Barrett has written that Supreme Court precedents are not sacrosanct, which liberals have interpreted as a threat to the 1973 Roe v. Wade decision legalizing abortion nationwide.

Those views give anti-abortion groups hope that with her vote, the Supreme Court will uphold efforts by states to further restrict abortion rights – and potentially overrule Roe v. Wade some day.

In one case before the U.S. Court of Appeals for the 7th Circuit, she would have allowed Indiana to try again to win court approval of a law banning abortions based on sex, gender or disability.

More:Health care law faces another Supreme Court showdown, this time without Ginsburg's vote

Biden ducked a question about whether he would support adding more justices to the Supreme Court if Amy Coney Barrett is confirmed, as some liberal interest groups want.

“I’m not going to answer the question,” Biden said. When Trump interrupted him, Biden said, “Will you shut up, man.”

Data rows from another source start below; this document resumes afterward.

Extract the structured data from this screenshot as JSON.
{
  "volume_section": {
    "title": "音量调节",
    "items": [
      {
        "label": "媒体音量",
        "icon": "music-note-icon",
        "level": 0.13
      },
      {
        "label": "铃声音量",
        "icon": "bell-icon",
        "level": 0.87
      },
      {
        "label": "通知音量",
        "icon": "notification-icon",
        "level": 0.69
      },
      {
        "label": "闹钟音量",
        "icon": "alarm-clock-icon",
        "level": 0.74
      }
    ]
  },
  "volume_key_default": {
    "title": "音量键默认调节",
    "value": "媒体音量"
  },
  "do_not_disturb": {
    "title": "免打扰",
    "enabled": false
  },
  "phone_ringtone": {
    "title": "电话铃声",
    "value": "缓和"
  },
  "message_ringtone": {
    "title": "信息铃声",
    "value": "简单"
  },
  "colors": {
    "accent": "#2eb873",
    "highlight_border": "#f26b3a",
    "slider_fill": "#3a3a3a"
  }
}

If Trump and the Republicans push Barrett through, Democrats have vowed retaliation should they win control of the Senate in November. Their options range from ending filibuster rights – making it nearly impossible for a Republican minority to block legislation – to increasing the number of seats on the Supreme Court to restore ideological balance to the high court that will have a 6-3 conservative advantage if Barrett is confirmed.